Data supplied Start Marker

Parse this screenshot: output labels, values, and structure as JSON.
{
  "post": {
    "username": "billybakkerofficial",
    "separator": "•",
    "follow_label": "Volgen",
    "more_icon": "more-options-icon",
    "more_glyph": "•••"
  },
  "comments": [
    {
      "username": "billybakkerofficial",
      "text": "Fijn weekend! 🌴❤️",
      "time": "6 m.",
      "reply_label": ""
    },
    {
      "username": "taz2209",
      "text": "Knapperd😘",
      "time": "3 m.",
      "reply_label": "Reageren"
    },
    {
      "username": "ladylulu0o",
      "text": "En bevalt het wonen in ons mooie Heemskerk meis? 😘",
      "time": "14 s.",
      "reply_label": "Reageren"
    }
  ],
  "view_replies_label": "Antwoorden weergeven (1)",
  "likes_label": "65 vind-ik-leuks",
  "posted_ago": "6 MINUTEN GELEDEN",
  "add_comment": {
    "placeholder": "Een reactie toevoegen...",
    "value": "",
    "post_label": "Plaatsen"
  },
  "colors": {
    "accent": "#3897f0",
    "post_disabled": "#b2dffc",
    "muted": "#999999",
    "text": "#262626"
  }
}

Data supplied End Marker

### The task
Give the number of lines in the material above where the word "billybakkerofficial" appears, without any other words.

### Reply
2